◆ WORK INSTRUCTIONS:
Once you have read the records, output them exactly.
** EXTRACTED MATERIAL follows **
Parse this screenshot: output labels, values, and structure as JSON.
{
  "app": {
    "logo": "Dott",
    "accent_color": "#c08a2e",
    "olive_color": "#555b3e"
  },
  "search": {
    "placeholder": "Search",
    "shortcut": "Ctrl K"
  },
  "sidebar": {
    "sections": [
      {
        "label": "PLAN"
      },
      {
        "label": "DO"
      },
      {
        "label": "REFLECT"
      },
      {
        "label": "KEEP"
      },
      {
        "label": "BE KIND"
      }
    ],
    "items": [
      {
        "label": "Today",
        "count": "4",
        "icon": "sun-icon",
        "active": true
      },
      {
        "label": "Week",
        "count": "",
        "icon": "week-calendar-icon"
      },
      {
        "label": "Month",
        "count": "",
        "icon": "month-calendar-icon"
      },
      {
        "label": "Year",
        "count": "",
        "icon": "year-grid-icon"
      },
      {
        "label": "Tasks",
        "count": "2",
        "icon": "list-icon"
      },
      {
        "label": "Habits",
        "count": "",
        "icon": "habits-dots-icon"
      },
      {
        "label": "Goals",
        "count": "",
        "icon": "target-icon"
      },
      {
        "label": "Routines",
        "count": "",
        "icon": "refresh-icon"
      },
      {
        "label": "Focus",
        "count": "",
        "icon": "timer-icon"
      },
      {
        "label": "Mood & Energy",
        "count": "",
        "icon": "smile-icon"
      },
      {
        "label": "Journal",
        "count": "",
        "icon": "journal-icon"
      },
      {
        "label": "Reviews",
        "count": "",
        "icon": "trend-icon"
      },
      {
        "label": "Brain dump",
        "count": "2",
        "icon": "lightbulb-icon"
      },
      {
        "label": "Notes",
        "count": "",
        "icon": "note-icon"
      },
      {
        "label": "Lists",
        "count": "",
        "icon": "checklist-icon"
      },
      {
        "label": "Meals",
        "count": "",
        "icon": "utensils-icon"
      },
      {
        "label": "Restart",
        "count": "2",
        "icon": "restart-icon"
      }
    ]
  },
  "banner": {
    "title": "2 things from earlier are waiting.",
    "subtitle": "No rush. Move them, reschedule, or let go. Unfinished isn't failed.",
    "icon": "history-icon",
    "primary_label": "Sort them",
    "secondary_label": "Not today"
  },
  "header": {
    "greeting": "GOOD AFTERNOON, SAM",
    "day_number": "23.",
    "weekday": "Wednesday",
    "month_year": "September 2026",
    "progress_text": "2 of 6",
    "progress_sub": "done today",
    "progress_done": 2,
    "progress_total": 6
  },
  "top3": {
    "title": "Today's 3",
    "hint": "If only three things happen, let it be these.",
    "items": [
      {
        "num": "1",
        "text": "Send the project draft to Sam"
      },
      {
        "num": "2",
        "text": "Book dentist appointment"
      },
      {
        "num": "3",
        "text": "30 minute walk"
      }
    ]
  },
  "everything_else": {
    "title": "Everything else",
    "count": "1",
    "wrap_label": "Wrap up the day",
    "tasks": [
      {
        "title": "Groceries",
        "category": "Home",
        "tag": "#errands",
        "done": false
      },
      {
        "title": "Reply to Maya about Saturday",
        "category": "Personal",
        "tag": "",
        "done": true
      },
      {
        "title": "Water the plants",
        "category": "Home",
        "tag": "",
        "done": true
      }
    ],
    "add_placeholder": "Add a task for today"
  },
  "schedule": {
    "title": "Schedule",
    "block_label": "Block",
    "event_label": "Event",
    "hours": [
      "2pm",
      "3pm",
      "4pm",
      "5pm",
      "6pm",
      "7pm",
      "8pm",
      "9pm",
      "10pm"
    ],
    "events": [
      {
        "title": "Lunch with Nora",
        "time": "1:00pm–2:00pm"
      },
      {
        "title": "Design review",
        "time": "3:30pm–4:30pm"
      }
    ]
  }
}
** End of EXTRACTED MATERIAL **
◆ ANSWER AREA:
Parse this screenshot: output labels, values, and structure as JSON.
{
  "app": {
    "logo": "Dott",
    "accent_color": "#c08a2e",
    "olive_color": "#555b3e"
  },
  "search": {
    "placeholder": "Search",
    "shortcut": "Ctrl K"
  },
  "sidebar": {
    "sections": [
      {
        "label": "PLAN"
      },
      {
        "label": "DO"
      },
      {
        "label": "REFLECT"
      },
      {
        "label": "KEEP"
      },
      {
        "label": "BE KIND"
      }
    ],
    "items": [
      {
        "label": "Today",
        "count": "4",
        "icon": "sun-icon",
        "active": true
      },
      {
        "label": "Week",
        "count": "",
        "icon": "week-calendar-icon"
      },
      {
        "label": "Month",
        "count": "",
        "icon": "month-calendar-icon"
      },
      {
        "label": "Year",
        "count": "",
        "icon": "year-grid-icon"
      },
      {
        "label": "Tasks",
        "count": "2",
        "icon": "list-icon"
      },
      {
        "label": "Habits",
        "count": "",
        "icon": "habits-dots-icon"
      },
      {
        "label": "Goals",
        "count": "",
        "icon": "target-icon"
      },
      {
        "label": "Routines",
        "count": "",
        "icon": "refresh-icon"
      },
      {
        "label": "Focus",
        "count": "",
        "icon": "timer-icon"
      },
      {
        "label": "Mood & Energy",
        "count": "",
        "icon": "smile-icon"
      },
      {
        "label": "Journal",
        "count": "",
        "icon": "journal-icon"
      },
      {
        "label": "Reviews",
        "count": "",
        "icon": "trend-icon"
      },
      {
        "label": "Brain dump",
        "count": "2",
        "icon": "lightbulb-icon"
      },
      {
        "label": "Notes",
        "count": "",
        "icon": "note-icon"
      },
      {
        "label": "Lists",
        "count": "",
        "icon": "checklist-icon"
      },
      {
        "label": "Meals",
        "count": "",
        "icon": "utensils-icon"
      },
      {
        "label": "Restart",
        "count": "2",
        "icon": "restart-icon"
      }
    ]
  },
  "banner": {
    "title": "2 things from earlier are waiting.",
    "subtitle": "No rush. Move them, reschedule, or let go. Unfinished isn't failed.",
    "icon": "history-icon",
    "primary_label": "Sort them",
    "secondary_label": "Not today"
  },
  "header": {
    "greeting": "GOOD AFTERNOON, SAM",
    "day_number": "23.",
    "weekday": "Wednesday",
    "month_year": "September 2026",
    "progress_text": "2 of 6",
    "progress_sub": "done today",
    "progress_done": 2,
    "progress_total": 6
  },
  "top3": {
    "title": "Today's 3",
    "hint": "If only three things happen, let it be these.",
    "items": [
      {
        "num": "1",
        "text": "Send the project draft to Sam"
      },
      {
        "num": "2",
        "text": "Book dentist appointment"
      },
      {
        "num": "3",
        "text": "30 minute walk"
      }
    ]
  },
  "everything_else": {
    "title": "Everything else",
    "count": "1",
    "wrap_label": "Wrap up the day",
    "tasks": [
      {
        "title": "Groceries",
        "category": "Home",
        "tag": "#errands",
        "done": false
      },
      {
        "title": "Reply to Maya about Saturday",
        "category": "Personal",
        "tag": "",
        "done": true
      },
      {
        "title": "Water the plants",
        "category": "Home",
        "tag": "",
        "done": true
      }
    ],
    "add_placeholder": "Add a task for today"
  },
  "schedule": {
    "title": "Schedule",
    "block_label": "Block",
    "event_label": "Event",
    "hours": [
      "2pm",
      "3pm",
      "4pm",
      "5pm",
      "6pm",
      "7pm",
      "8pm",
      "9pm",
      "10pm"
    ],
    "events": [
      {
        "title": "Lunch with Nora",
        "time": "1:00pm–2:00pm"
      },
      {
        "title": "Design review",
        "time": "3:30pm–4:30pm"
      }
    ]
  }
}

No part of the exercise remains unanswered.